  • Mulch … this is a great way to keep plant roots cool during the heat of the day. Mulch is also an excellent way to retain moisture in the soil. There are a variety of mulches you can use such as grass clippings or chopped leaves. Some folks even use cardboard or newspaper, but I personally find it unattractive in the garden. The decorative wood mulches provide an attractive landscape and are effective in retaining moisture and preventing weeds. Also, as mulch decomposes it will add other beneficial nutrients to your soil. 
Janice uses pine bark mulch in her garden.

Janice uses pine bark mulch in her garden.

  • Deadheading … get the most out of your flowering plants by deadheading. You will extend your plant's life and allow it to produce more flowers all summer long. So, after the blooms have died and faded, simply pinch or snip the dead blooms off the plant. If done daily, it won't take any time at all.
Pinch or snip dead and faded blooms.

Pinch or snip dead and faded blooms.

  • Mowing … raise the cutting height on you mower to its highest level, no shorter than 3-1/2". Taller grass is more drought resistant and will grow deeper roots which are able to handle stress better. Mow regularly and don't wait till your grass gets too high because the clippings can smother your grass. An industry standard is not to cut more than 1/3 of the grass blades. As you do this, don't bag them. Let the clippings fall back onto the lawn for added nutrients. Also, don't mow in the heat of the day as the heat can burn your lawn.
Raise mower blade and let clippings fall.

Raise mower blade and let clippings fall.

Well, these are just a few tips for the deep summer. If you're new to gardening, I hope this helps. If you've been gardening awhile and have any gardening tips, please, feel free to share. 

Till next time … see ya!

Compost

It's June and at Lawn-Corps, that means compost. The growing season gives us plenty of green waste coming into our Belton facility for recycling and that's just what we need to start producing our star product.

 

Compost Fields

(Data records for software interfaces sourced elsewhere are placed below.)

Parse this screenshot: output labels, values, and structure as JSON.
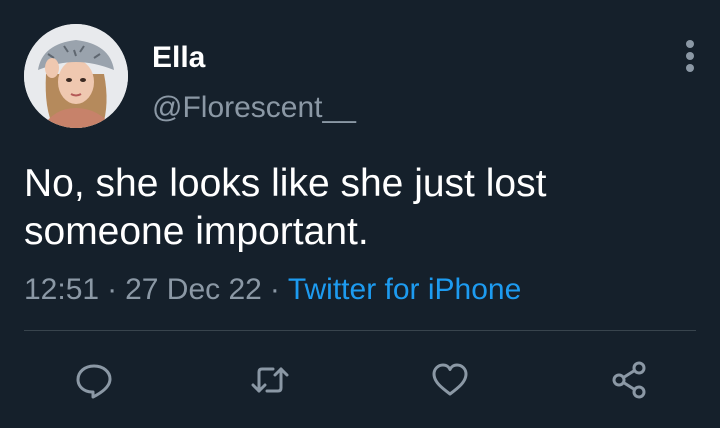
{
  "tweet": {
    "author": {
      "display_name": "Ella",
      "handle": "@Florescent__",
      "avatar_icon": "profile-photo"
    },
    "text_lines": [
      "No, she looks like she just lost",
      "someone important."
    ],
    "time": "12:51",
    "date": "27 Dec 22",
    "separator": "·",
    "source": "Twitter for iPhone",
    "more_icon": "more-vertical-icon",
    "actions": [
      {
        "name": "reply",
        "icon": "reply-icon"
      },
      {
        "name": "retweet",
        "icon": "retweet-icon"
      },
      {
        "name": "like",
        "icon": "heart-icon"
      },
      {
        "name": "share",
        "icon": "share-icon"
      }
    ],
    "colors": {
      "background": "#15202b",
      "primary_text": "#ffffff",
      "secondary_text": "#8b98a5",
      "link": "#1d9bf0",
      "divider": "#38444d"
    }
  }
}
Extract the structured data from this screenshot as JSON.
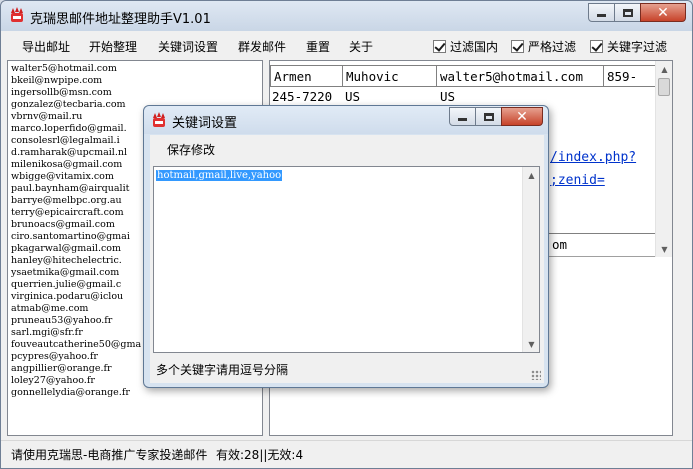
{
  "window": {
    "title": "克瑞思邮件地址整理助手V1.01",
    "icon": "app-logo-icon"
  },
  "menu": {
    "export": "导出邮址",
    "start": "开始整理",
    "keywords": "关键词设置",
    "mass_mail": "群发邮件",
    "reset": "重置",
    "about": "关于"
  },
  "options": {
    "filter_domestic": {
      "label": "过滤国内",
      "checked": true
    },
    "strict_filter": {
      "label": "严格过滤",
      "checked": true
    },
    "keyword_filter": {
      "label": "关键字过滤",
      "checked": true
    }
  },
  "emails": [
    "walter5@hotmail.com",
    "bkeil@nwpipe.com",
    "ingersollb@msn.com",
    "gonzalez@tecbaria.com",
    "vbrnv@mail.ru",
    "marco.loperfido@gmail.",
    "consolesrl@legalmail.i",
    "d.ramharak@upcmail.nl",
    "milenikosa@gmail.com",
    "wbigge@vitamix.com",
    "paul.baynham@airqualit",
    "barrye@melbpc.org.au",
    "terry@epicaircraft.com",
    "brunoacs@gmail.com",
    "ciro.santomartino@gmai",
    "pkagarwal@gmail.com",
    "hanley@hitechelectric.",
    "ysaetmika@gmail.com",
    "querrien.julie@gmail.c",
    "virginica.podaru@iclou",
    "atmab@me.com",
    "pruneau53@yahoo.fr",
    "sarl.mgi@sfr.fr",
    "fouveautcatherine50@gma",
    "pcypres@yahoo.fr",
    "angpillier@orange.fr",
    "loley27@yahoo.fr",
    "gonnellelydia@orange.fr"
  ],
  "record": {
    "first_name": "Armen",
    "last_name": "Muhovic",
    "email": "walter5@hotmail.com",
    "phone_start": "859-",
    "phone_end": "245-7220",
    "country1": "US",
    "country2": "US",
    "link1": "/index.php?",
    "link2": ";zenid=",
    "tail": "om"
  },
  "status": {
    "text": "请使用克瑞思-电商推广专家投递邮件",
    "counts": "有效:28||无效:4"
  },
  "dialog": {
    "title": "关键词设置",
    "save_label": "保存修改",
    "keywords_value": "hotmail,gmail,live,yahoo",
    "hint": "多个关键字请用逗号分隔"
  },
  "colors": {
    "title_bar": "#cfdcec",
    "close_button": "#c7432a",
    "selection": "#3399ff",
    "link": "#0033cc"
  }
}
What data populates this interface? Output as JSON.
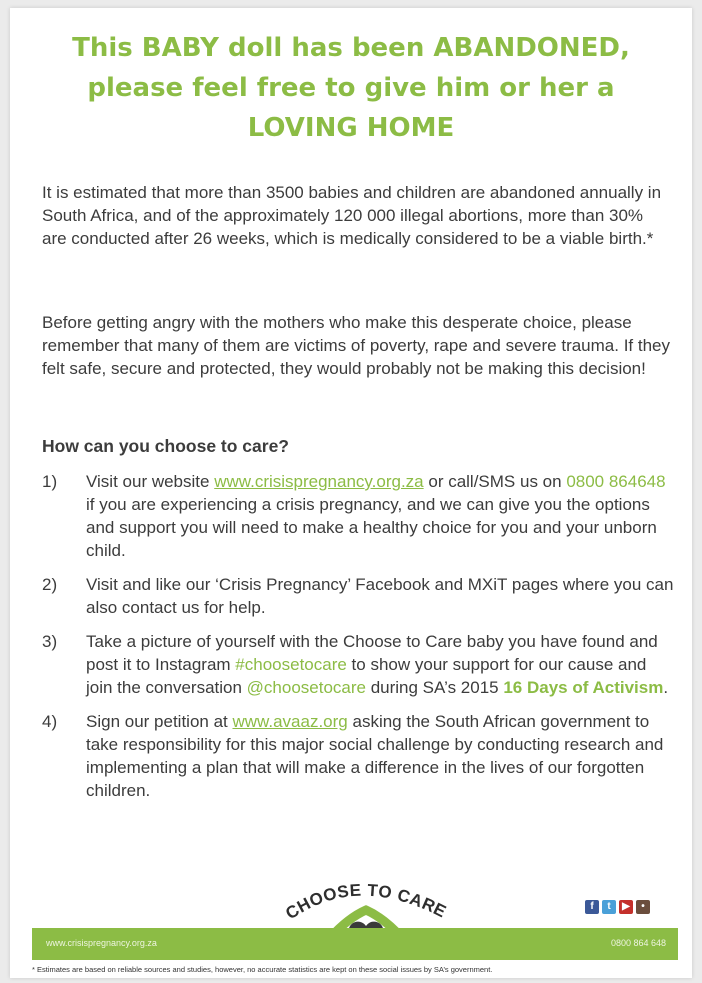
{
  "headline": {
    "line1": "This BABY doll has been ABANDONED,",
    "line2": "please feel free to give him or her a",
    "line3": "LOVING HOME"
  },
  "paragraphs": {
    "p1": "It is estimated that more than 3500 babies and children are abandoned annually in South Africa, and of the approximately 120 000 illegal abortions, more than 30% are conducted after 26 weeks, which is medically considered to be a viable birth.*",
    "p2": "Before getting angry with the mothers who make this desperate choice, please remember that many of them are victims of poverty, rape and severe trauma.  If they felt safe, secure and protected, they would probably not be making this decision!"
  },
  "subhead": "How can you choose to care?",
  "steps": {
    "s1": {
      "num": "1)",
      "t1": "Visit our website ",
      "link": "www.crisispregnancy.org.za",
      "t2": " or call/SMS us on ",
      "phone": "0800 864648",
      "t3": " if you are experiencing a crisis pregnancy, and we can give you the options and support you will need to make a healthy choice for you and your unborn child."
    },
    "s2": {
      "num": "2)",
      "text": "Visit and like our ‘Crisis Pregnancy’ Facebook and MXiT pages where you can also contact us for help."
    },
    "s3": {
      "num": "3)",
      "t1": "Take a picture of yourself with the Choose to Care baby you have found and post it to Instagram ",
      "hashtag": "#choosetocare",
      "t2": " to show your support for our cause and join the conversation ",
      "handle": "@choosetocare",
      "t3": " during SA’s 2015 ",
      "campaign": "16 Days of Activism",
      "t4": "."
    },
    "s4": {
      "num": "4)",
      "t1": "Sign our petition at ",
      "link": "www.avaaz.org",
      "t2": " asking the South African government to take responsibility for this major social challenge by conducting research and implementing a plan that will make a difference in the lives of our forgotten children."
    }
  },
  "logo": {
    "text": "CHOOSE TO CARE"
  },
  "social_icons": [
    "facebook-icon",
    "twitter-icon",
    "youtube-icon",
    "mxit-icon"
  ],
  "footer": {
    "url": "www.crisispregnancy.org.za",
    "phone": "0800 864 648",
    "footnote": "* Estimates are based on reliable sources and studies, however, no accurate statistics are kept on these social issues by SA’s government."
  },
  "colors": {
    "accent": "#8cbc45",
    "text": "#3c3c3c",
    "background": "#ffffff"
  }
}
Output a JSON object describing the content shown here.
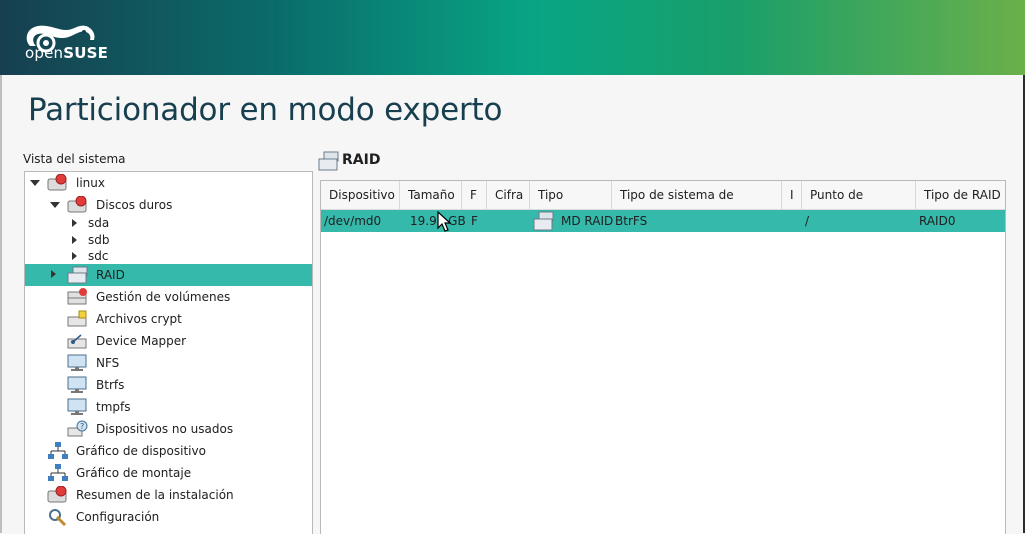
{
  "banner": {
    "logo_open": "open",
    "logo_suse": "SUSE"
  },
  "page": {
    "title": "Particionador en modo experto"
  },
  "tree": {
    "label": "Vista del sistema",
    "items": [
      {
        "label": "linux"
      },
      {
        "label": "Discos duros"
      },
      {
        "label": "sda"
      },
      {
        "label": "sdb"
      },
      {
        "label": "sdc"
      },
      {
        "label": "RAID"
      },
      {
        "label": "Gestión de volúmenes"
      },
      {
        "label": "Archivos crypt"
      },
      {
        "label": "Device Mapper"
      },
      {
        "label": "NFS"
      },
      {
        "label": "Btrfs"
      },
      {
        "label": "tmpfs"
      },
      {
        "label": "Dispositivos no usados"
      },
      {
        "label": "Gráfico de dispositivo"
      },
      {
        "label": "Gráfico de  montaje"
      },
      {
        "label": "Resumen de la instalación"
      },
      {
        "label": "Configuración"
      }
    ],
    "selected": "RAID"
  },
  "panel": {
    "title": "RAID",
    "columns": [
      "Dispositivo",
      "Tamaño",
      "F",
      "Cifra",
      "Tipo",
      "Tipo de sistema de archivos",
      "I",
      "Punto de montaje",
      "Tipo de RAID"
    ],
    "rows": [
      {
        "device": "/dev/md0",
        "size": "19.99 GB",
        "f": "F",
        "cifra": "",
        "tipo": "MD RAID",
        "fs": "BtrFS",
        "i": "",
        "mount": "/",
        "raid": "RAID0"
      }
    ]
  },
  "colors": {
    "accent": "#35b9ab",
    "title": "#173f4f"
  }
}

Compost Fields

The mountain of dry leaves from last fall can finally be processed and it takes green to do it.  There are several factors to producing compost and certain chemical requirements are needed. Nitrogen, from green waste, carbon, from dried leaves, oxygen and water.

Brown and Green Waste

Brown and Green Waste

To begin the composting process, we build long windrows of brown waste (carbon) which provides microorganisms with a source of energy needed to decompose organic matter and add green waste (nitrogen), needed to accelerate composting.

Early stage of compost

Early stage of compost

The rows are turned and watered frequently. Turning the windrows adds oxygen which helps reduce odors. Watering gives life to the tiny microorganisms that break down the organic matter. When watering, we have to keep in mind that too much water will cause odors and loss of nutrients, too little water slows down the decomposition. 

Turning and watering windrows

Turning and watering windrows

The science of composting is far more detailed than what I’m talking about here. Basically, we cook our compost. It’s called thermophilic composting. A few days after combining all the browns and greens, the process slowly goes in to the thermophilic stage. Heat starts building and steam starts rising. It’s a great indicator that we’re on track when the temperature of the compost is measured between 140 - 160 degrees. The compost is rapidly decomposing and at those temperatures, killing weed seeds and disease causing organisms.

The compost is cooking!

The compost is cooking!

The entire process takes about sixty days. After the compost has cured it goes through the screener to remove any large woody items that might remain. 

Curing stage before compost enters the screener

Curing stage before compost enters the screener

It’s a beautiful product that we take great pride in. The color of the compost is deep and rich, the texture is soft and fluffy and it packs a punch in your garden!  

Finished product

Finished product

The impact it has on your garden is undeniable. Not only are you amending your soil but your plants thrive. Flowers pop with color, vegetables produce abundant crops and lawns become more lush.

Flowers grown in compost.

Flowers grown in compost.

Seeing is believing. Come visit us on the farm and see for yourself.